▸ **Exercise**
The answer must be a single number: the count of lines in these records that hold "JSON".

▸ **Material to process**
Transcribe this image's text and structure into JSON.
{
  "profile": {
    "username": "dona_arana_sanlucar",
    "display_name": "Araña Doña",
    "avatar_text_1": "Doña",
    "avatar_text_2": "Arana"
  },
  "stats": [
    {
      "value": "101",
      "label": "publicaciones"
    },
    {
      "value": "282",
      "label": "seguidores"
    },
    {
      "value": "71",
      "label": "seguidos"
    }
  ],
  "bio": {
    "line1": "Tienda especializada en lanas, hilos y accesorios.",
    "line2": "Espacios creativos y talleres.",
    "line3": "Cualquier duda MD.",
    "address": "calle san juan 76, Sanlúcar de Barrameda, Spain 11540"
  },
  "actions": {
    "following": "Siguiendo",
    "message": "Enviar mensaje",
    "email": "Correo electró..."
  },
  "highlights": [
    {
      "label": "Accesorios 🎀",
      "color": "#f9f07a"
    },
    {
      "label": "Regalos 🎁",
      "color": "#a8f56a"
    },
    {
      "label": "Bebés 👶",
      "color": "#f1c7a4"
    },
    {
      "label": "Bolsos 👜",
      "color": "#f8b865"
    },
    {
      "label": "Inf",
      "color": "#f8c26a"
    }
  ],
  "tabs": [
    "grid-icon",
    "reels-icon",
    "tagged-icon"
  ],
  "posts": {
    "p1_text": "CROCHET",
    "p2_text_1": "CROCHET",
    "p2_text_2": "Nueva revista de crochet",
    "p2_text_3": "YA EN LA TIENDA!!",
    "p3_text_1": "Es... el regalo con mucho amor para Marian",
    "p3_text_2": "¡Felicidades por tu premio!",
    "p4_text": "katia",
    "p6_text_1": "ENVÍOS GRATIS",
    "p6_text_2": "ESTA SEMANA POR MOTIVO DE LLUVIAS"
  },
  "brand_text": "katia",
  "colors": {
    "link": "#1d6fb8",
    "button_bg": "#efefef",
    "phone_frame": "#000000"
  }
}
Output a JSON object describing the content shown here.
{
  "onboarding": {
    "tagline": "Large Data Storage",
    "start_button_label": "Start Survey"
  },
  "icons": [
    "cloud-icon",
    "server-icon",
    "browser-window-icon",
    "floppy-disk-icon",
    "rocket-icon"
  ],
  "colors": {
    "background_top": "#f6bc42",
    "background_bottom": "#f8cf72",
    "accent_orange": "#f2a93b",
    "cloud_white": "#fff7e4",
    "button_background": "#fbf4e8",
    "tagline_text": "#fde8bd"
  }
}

▸ **Output below**
2